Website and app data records
^^^^^^^^
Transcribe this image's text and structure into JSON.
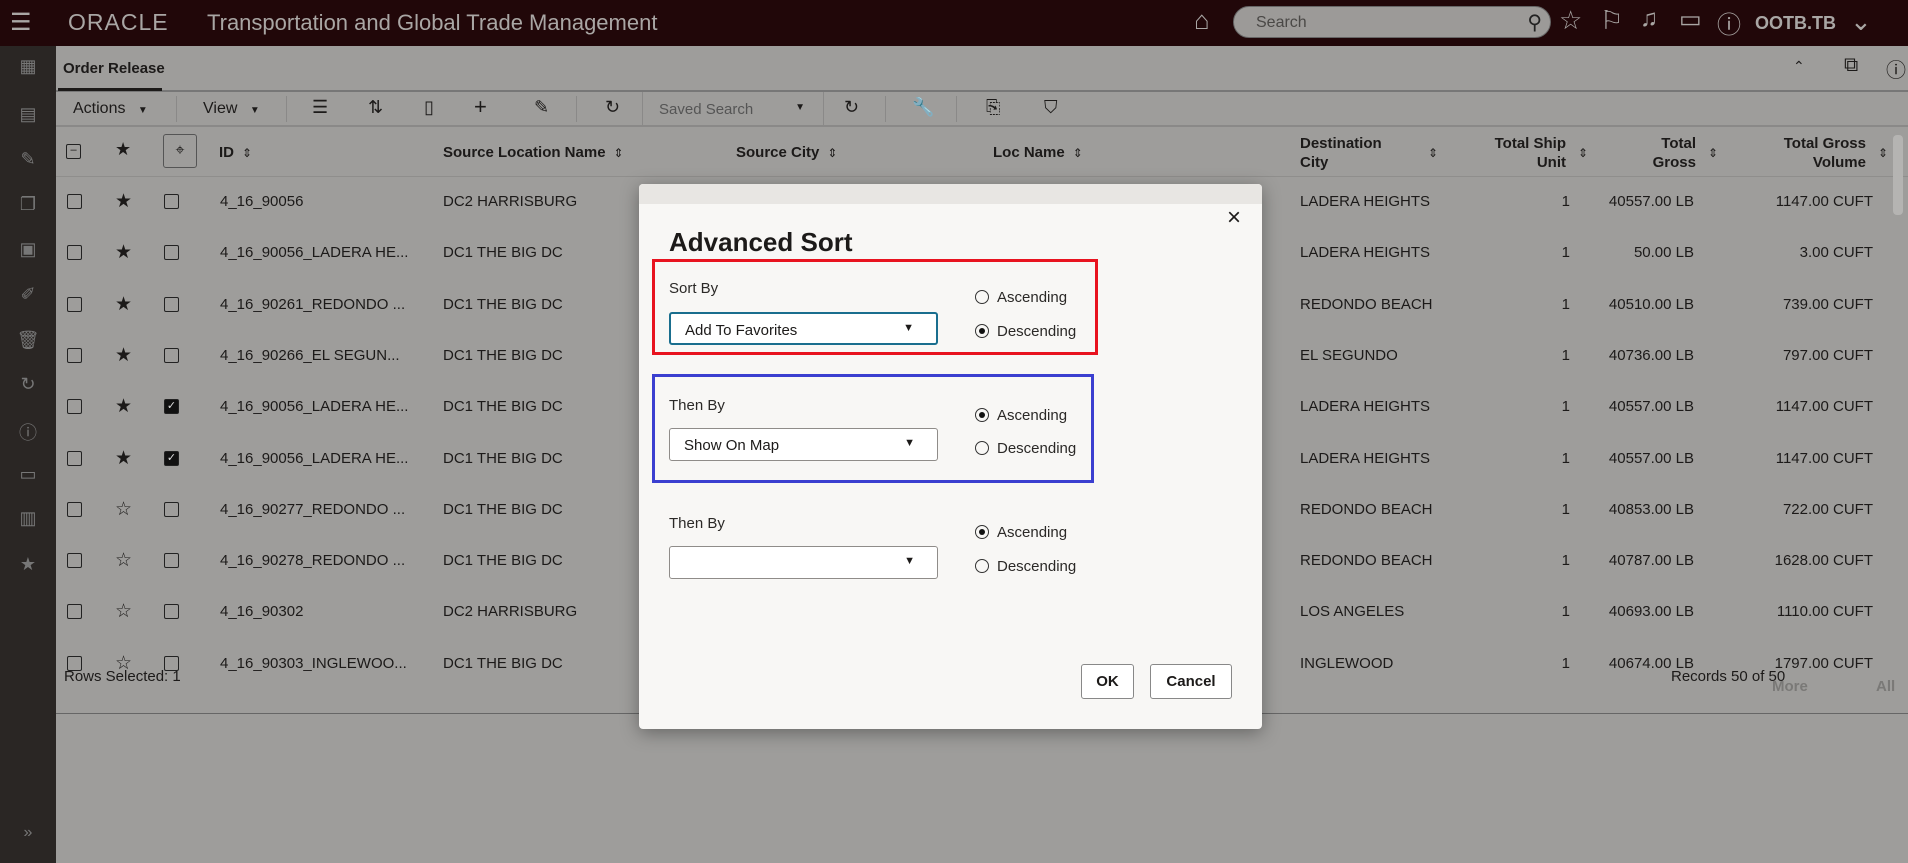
{
  "header": {
    "brand": "ORACLE",
    "app_title": "Transportation and Global Trade Management",
    "search_placeholder": "Search",
    "user": "OOTB.TB"
  },
  "page": {
    "tab": "Order Release"
  },
  "toolbar": {
    "actions": "Actions",
    "view": "View",
    "saved_search": "Saved Search"
  },
  "columns": {
    "id": "ID",
    "source_location": "Source Location Name",
    "source_city": "Source City",
    "loc_name": "Loc Name",
    "dest_city_1": "Destination",
    "dest_city_2": "City",
    "ship_unit_1": "Total Ship",
    "ship_unit_2": "Unit",
    "gross_1": "Total",
    "gross_2": "Gross",
    "volume_1": "Total Gross",
    "volume_2": "Volume"
  },
  "rows": [
    {
      "fav": true,
      "map": false,
      "id": "4_16_90056",
      "src": "DC2 HARRISBURG",
      "dest": "LADERA HEIGHTS",
      "units": "1",
      "gross": "40557.00 LB",
      "vol": "1147.00 CUFT"
    },
    {
      "fav": true,
      "map": false,
      "id": "4_16_90056_LADERA HE...",
      "src": "DC1 THE BIG DC",
      "dest": "LADERA HEIGHTS",
      "units": "1",
      "gross": "50.00 LB",
      "vol": "3.00 CUFT"
    },
    {
      "fav": true,
      "map": false,
      "id": "4_16_90261_REDONDO ...",
      "src": "DC1 THE BIG DC",
      "dest": "REDONDO BEACH",
      "units": "1",
      "gross": "40510.00 LB",
      "vol": "739.00 CUFT"
    },
    {
      "fav": true,
      "map": false,
      "id": "4_16_90266_EL SEGUN...",
      "src": "DC1 THE BIG DC",
      "dest": "EL SEGUNDO",
      "units": "1",
      "gross": "40736.00 LB",
      "vol": "797.00 CUFT"
    },
    {
      "fav": true,
      "map": true,
      "id": "4_16_90056_LADERA HE...",
      "src": "DC1 THE BIG DC",
      "dest": "LADERA HEIGHTS",
      "units": "1",
      "gross": "40557.00 LB",
      "vol": "1147.00 CUFT"
    },
    {
      "fav": true,
      "map": true,
      "id": "4_16_90056_LADERA HE...",
      "src": "DC1 THE BIG DC",
      "dest": "LADERA HEIGHTS",
      "units": "1",
      "gross": "40557.00 LB",
      "vol": "1147.00 CUFT"
    },
    {
      "fav": false,
      "map": false,
      "id": "4_16_90277_REDONDO ...",
      "src": "DC1 THE BIG DC",
      "dest": "REDONDO BEACH",
      "units": "1",
      "gross": "40853.00 LB",
      "vol": "722.00 CUFT"
    },
    {
      "fav": false,
      "map": false,
      "id": "4_16_90278_REDONDO ...",
      "src": "DC1 THE BIG DC",
      "dest": "REDONDO BEACH",
      "units": "1",
      "gross": "40787.00 LB",
      "vol": "1628.00 CUFT"
    },
    {
      "fav": false,
      "map": false,
      "id": "4_16_90302",
      "src": "DC2 HARRISBURG",
      "dest": "LOS ANGELES",
      "units": "1",
      "gross": "40693.00 LB",
      "vol": "1110.00 CUFT"
    },
    {
      "fav": false,
      "map": false,
      "id": "4_16_90303_INGLEWOO...",
      "src": "DC1 THE BIG DC",
      "dest": "INGLEWOOD",
      "units": "1",
      "gross": "40674.00 LB",
      "vol": "1797.00 CUFT"
    }
  ],
  "footer": {
    "rows_selected": "Rows Selected: 1",
    "records": "Records 50 of 50",
    "more": "More",
    "all": "All"
  },
  "dialog": {
    "title": "Advanced Sort",
    "close": "×",
    "levels": [
      {
        "label": "Sort By",
        "value": "Add To Favorites",
        "order": "Descending"
      },
      {
        "label": "Then By",
        "value": "Show On Map",
        "order": "Ascending"
      },
      {
        "label": "Then By",
        "value": "",
        "order": "Ascending"
      }
    ],
    "ascending": "Ascending",
    "descending": "Descending",
    "ok": "OK",
    "cancel": "Cancel",
    "highlight_colors": {
      "red": "#e8131f",
      "blue": "#3b3fd0"
    }
  }
}
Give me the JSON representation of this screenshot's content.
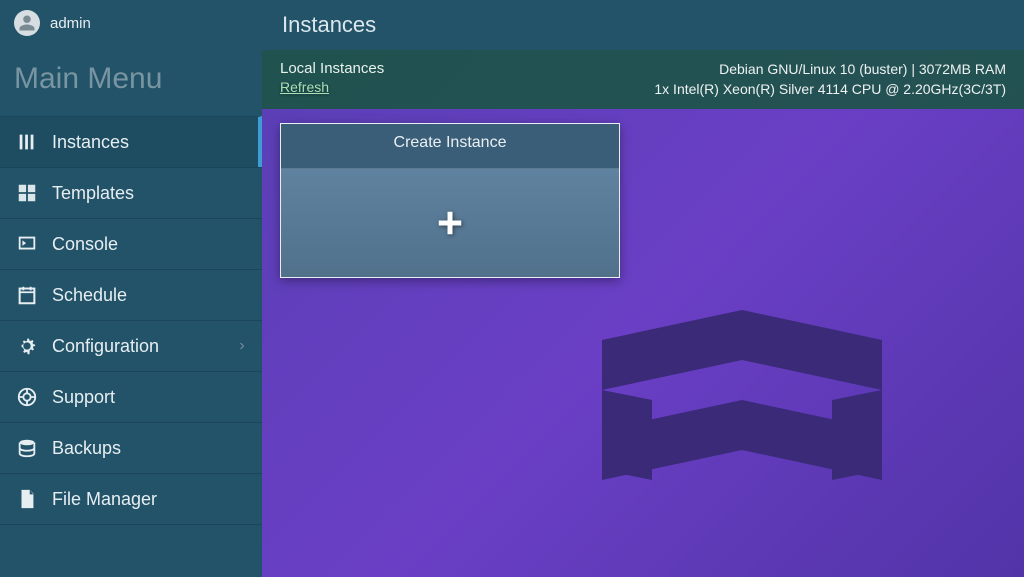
{
  "user": {
    "name": "admin"
  },
  "menu": {
    "header": "Main Menu",
    "items": [
      {
        "label": "Instances"
      },
      {
        "label": "Templates"
      },
      {
        "label": "Console"
      },
      {
        "label": "Schedule"
      },
      {
        "label": "Configuration"
      },
      {
        "label": "Support"
      },
      {
        "label": "Backups"
      },
      {
        "label": "File Manager"
      }
    ]
  },
  "page": {
    "title": "Instances"
  },
  "infoBar": {
    "title": "Local Instances",
    "refresh": "Refresh",
    "system_line1": "Debian GNU/Linux 10 (buster) | 3072MB RAM",
    "system_line2": "1x Intel(R) Xeon(R) Silver 4114 CPU @ 2.20GHz(3C/3T)"
  },
  "card": {
    "title": "Create Instance"
  }
}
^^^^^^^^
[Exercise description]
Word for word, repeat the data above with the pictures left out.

[Solution]
Transcribe this image's text and structure into JSON.
{
  "header": {
    "brand": "ORACLE",
    "app_title": "Transportation and Global Trade Management",
    "search_placeholder": "Search",
    "user": "OOTB.TB"
  },
  "page": {
    "tab": "Order Release"
  },
  "toolbar": {
    "actions": "Actions",
    "view": "View",
    "saved_search": "Saved Search"
  },
  "columns": {
    "id": "ID",
    "source_location": "Source Location Name",
    "source_city": "Source City",
    "loc_name": "Loc Name",
    "dest_city_1": "Destination",
    "dest_city_2": "City",
    "ship_unit_1": "Total Ship",
    "ship_unit_2": "Unit",
    "gross_1": "Total",
    "gross_2": "Gross",
    "volume_1": "Total Gross",
    "volume_2": "Volume"
  },
  "rows": [
    {
      "fav": true,
      "map": false,
      "id": "4_16_90056",
      "src": "DC2 HARRISBURG",
      "dest": "LADERA HEIGHTS",
      "units": "1",
      "gross": "40557.00 LB",
      "vol": "1147.00 CUFT"
    },
    {
      "fav": true,
      "map": false,
      "id": "4_16_90056_LADERA HE...",
      "src": "DC1 THE BIG DC",
      "dest": "LADERA HEIGHTS",
      "units": "1",
      "gross": "50.00 LB",
      "vol": "3.00 CUFT"
    },
    {
      "fav": true,
      "map": false,
      "id": "4_16_90261_REDONDO ...",
      "src": "DC1 THE BIG DC",
      "dest": "REDONDO BEACH",
      "units": "1",
      "gross": "40510.00 LB",
      "vol": "739.00 CUFT"
    },
    {
      "fav": true,
      "map": false,
      "id": "4_16_90266_EL SEGUN...",
      "src": "DC1 THE BIG DC",
      "dest": "EL SEGUNDO",
      "units": "1",
      "gross": "40736.00 LB",
      "vol": "797.00 CUFT"
    },
    {
      "fav": true,
      "map": true,
      "id": "4_16_90056_LADERA HE...",
      "src": "DC1 THE BIG DC",
      "dest": "LADERA HEIGHTS",
      "units": "1",
      "gross": "40557.00 LB",
      "vol": "1147.00 CUFT"
    },
    {
      "fav": true,
      "map": true,
      "id": "4_16_90056_LADERA HE...",
      "src": "DC1 THE BIG DC",
      "dest": "LADERA HEIGHTS",
      "units": "1",
      "gross": "40557.00 LB",
      "vol": "1147.00 CUFT"
    },
    {
      "fav": false,
      "map": false,
      "id": "4_16_90277_REDONDO ...",
      "src": "DC1 THE BIG DC",
      "dest": "REDONDO BEACH",
      "units": "1",
      "gross": "40853.00 LB",
      "vol": "722.00 CUFT"
    },
    {
      "fav": false,
      "map": false,
      "id": "4_16_90278_REDONDO ...",
      "src": "DC1 THE BIG DC",
      "dest": "REDONDO BEACH",
      "units": "1",
      "gross": "40787.00 LB",
      "vol": "1628.00 CUFT"
    },
    {
      "fav": false,
      "map": false,
      "id": "4_16_90302",
      "src": "DC2 HARRISBURG",
      "dest": "LOS ANGELES",
      "units": "1",
      "gross": "40693.00 LB",
      "vol": "1110.00 CUFT"
    },
    {
      "fav": false,
      "map": false,
      "id": "4_16_90303_INGLEWOO...",
      "src": "DC1 THE BIG DC",
      "dest": "INGLEWOOD",
      "units": "1",
      "gross": "40674.00 LB",
      "vol": "1797.00 CUFT"
    }
  ],
  "footer": {
    "rows_selected": "Rows Selected: 1",
    "records": "Records 50 of 50",
    "more": "More",
    "all": "All"
  },
  "dialog": {
    "title": "Advanced Sort",
    "close": "×",
    "levels": [
      {
        "label": "Sort By",
        "value": "Add To Favorites",
        "order": "Descending"
      },
      {
        "label": "Then By",
        "value": "Show On Map",
        "order": "Ascending"
      },
      {
        "label": "Then By",
        "value": "",
        "order": "Ascending"
      }
    ],
    "ascending": "Ascending",
    "descending": "Descending",
    "ok": "OK",
    "cancel": "Cancel",
    "highlight_colors": {
      "red": "#e8131f",
      "blue": "#3b3fd0"
    }
  }
}
Give me the JSON representation of this screenshot's content.
{
  "user": {
    "name": "admin"
  },
  "menu": {
    "header": "Main Menu",
    "items": [
      {
        "label": "Instances"
      },
      {
        "label": "Templates"
      },
      {
        "label": "Console"
      },
      {
        "label": "Schedule"
      },
      {
        "label": "Configuration"
      },
      {
        "label": "Support"
      },
      {
        "label": "Backups"
      },
      {
        "label": "File Manager"
      }
    ]
  },
  "page": {
    "title": "Instances"
  },
  "infoBar": {
    "title": "Local Instances",
    "refresh": "Refresh",
    "system_line1": "Debian GNU/Linux 10 (buster) | 3072MB RAM",
    "system_line2": "1x Intel(R) Xeon(R) Silver 4114 CPU @ 2.20GHz(3C/3T)"
  },
  "card": {
    "title": "Create Instance"
  }
}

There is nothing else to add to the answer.